Data extracted from a collection
========
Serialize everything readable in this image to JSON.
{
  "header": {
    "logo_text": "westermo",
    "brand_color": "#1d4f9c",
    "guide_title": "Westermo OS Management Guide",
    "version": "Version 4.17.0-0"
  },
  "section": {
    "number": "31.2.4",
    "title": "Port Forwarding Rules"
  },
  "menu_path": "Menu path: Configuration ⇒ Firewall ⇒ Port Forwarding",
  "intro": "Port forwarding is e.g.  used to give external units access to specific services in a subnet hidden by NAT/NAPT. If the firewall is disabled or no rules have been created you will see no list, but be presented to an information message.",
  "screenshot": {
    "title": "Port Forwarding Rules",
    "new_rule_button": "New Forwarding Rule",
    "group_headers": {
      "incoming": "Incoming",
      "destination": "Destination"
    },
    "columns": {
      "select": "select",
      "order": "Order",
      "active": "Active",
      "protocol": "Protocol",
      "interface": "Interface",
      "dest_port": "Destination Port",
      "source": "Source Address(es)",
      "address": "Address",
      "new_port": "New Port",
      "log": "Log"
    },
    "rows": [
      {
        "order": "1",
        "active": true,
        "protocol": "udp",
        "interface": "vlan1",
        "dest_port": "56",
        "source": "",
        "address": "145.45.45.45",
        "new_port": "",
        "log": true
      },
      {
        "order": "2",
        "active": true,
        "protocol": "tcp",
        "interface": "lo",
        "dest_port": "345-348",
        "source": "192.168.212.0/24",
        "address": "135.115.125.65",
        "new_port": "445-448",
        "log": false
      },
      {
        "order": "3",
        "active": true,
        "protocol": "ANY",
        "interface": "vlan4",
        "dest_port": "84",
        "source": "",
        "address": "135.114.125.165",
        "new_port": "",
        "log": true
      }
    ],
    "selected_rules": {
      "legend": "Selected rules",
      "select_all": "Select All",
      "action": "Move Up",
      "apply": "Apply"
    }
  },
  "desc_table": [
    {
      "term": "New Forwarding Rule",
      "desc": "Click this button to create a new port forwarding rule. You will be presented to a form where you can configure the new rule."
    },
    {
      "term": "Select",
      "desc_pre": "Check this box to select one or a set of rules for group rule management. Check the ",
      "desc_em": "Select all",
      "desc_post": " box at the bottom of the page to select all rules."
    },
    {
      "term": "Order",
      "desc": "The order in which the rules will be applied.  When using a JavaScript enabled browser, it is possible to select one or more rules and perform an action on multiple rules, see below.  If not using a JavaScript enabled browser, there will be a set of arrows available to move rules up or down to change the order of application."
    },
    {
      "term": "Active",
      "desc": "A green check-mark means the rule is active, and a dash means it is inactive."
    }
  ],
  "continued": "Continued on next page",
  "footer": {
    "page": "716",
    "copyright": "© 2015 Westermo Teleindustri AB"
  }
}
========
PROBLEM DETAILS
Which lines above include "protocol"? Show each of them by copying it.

EXERCISE RESULT
      "protocol": "Protocol",
        "protocol": "udp",
        "protocol": "tcp",
        "protocol": "ANY",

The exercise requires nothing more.